On 16 August, I woke up to a scene of destruction. by destruction, I mean the thunderstorm had scattered a few twiggy branches around the motel grounds from the trees above. And I didn't notice this until it was pointed out to me. However, I partly blame this on the fact I was admiring the birds in the sweetcorn field opposite our motel (there are lots of these in Canada, I have found). There were a few Red-winged Blackbirds and Common Grackles. some Barn Swallows zipped overhead, an American Goldfinch was singing away, and American Crows and Blue Jays were calling from the woods behind the field. The highlight was a beautiful male Indigo Bunting, singing from a telegraph wire, which I got a few suitably crap photos of, to appear once I get home. However, slightly more photogenic was a dazzling Monarch butterfly, which I got some goodish photos of. However, by mid-morning we were on the road heading off on a six-hour trip to Quebec.
en route, we made a brief stop at Presquile provincial park, about 10 minutes drive from the motel. Among many birds seen here were a Cliff Swallow, 4 Barn Swallows and 5 Purple Martins, a Chimney Swift, 6 Song Sparrows, 2 Wood Ducks, 2 Eastern Phoebes and 2 Cedar Waxwings. On the road to Quebec thee were a few distractions, including an Osprey perched by a roadside lake, a Bonaparte's Gull that flew over the car, a Caspian Tern that did the same, several each of Turkey Vulture and Red-tailed Hawk, and, crossing over the St-Lawrence River (a huge river that feeds into the Great Lakes), 200+ Bonaparte's Gulls and a few Double-crested Cormorants. non-bird sightings were of a White-tailed Deer, in one of the seemingly endless fields in lowland Ontario.

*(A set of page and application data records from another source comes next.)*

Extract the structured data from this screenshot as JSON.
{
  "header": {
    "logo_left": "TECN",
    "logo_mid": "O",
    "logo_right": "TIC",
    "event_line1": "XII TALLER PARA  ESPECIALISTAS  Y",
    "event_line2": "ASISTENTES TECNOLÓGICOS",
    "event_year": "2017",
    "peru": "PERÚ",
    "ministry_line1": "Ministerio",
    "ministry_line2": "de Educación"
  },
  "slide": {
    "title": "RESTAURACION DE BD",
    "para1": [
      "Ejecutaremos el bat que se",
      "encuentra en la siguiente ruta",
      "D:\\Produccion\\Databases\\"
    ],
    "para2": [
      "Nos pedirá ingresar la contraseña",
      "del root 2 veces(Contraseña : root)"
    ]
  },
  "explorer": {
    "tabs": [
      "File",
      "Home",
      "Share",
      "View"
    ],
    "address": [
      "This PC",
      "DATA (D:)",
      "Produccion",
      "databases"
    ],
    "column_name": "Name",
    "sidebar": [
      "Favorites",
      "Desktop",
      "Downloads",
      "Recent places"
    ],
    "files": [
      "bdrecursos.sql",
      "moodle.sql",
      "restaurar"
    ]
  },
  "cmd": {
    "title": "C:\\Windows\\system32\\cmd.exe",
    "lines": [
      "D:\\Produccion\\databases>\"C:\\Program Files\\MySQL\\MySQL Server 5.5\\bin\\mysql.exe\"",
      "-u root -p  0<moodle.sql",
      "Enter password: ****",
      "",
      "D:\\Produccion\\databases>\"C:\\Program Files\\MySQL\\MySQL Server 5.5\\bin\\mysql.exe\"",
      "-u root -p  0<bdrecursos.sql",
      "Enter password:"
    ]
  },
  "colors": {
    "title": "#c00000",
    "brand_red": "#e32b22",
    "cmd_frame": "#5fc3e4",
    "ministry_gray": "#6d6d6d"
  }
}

Eventually, we reached a town called Mansonville, and from here navigated our way through the mountain's to Mont Owl's Head, a mountain (named after a native american chief), where we were meeting up with my aunt, uncle and two cousins in a condos (fancy word for rustic wooden house) on the mountainside, surrounded by woodland with a large lake that stretched into the U.S within three minutes walk. Around the house on 16 August I saw 3 Cedar Waxwings, 3 Chestnut-sided Warblers, 2 Alder Flycatchers, a Downy Woodpecker, lots of Black-capped Chickadees and 5 Chipping Sparrows.
That is the first instalment, in the next one I will write about my five days in the Mont-Owl's head area from 17-21 August.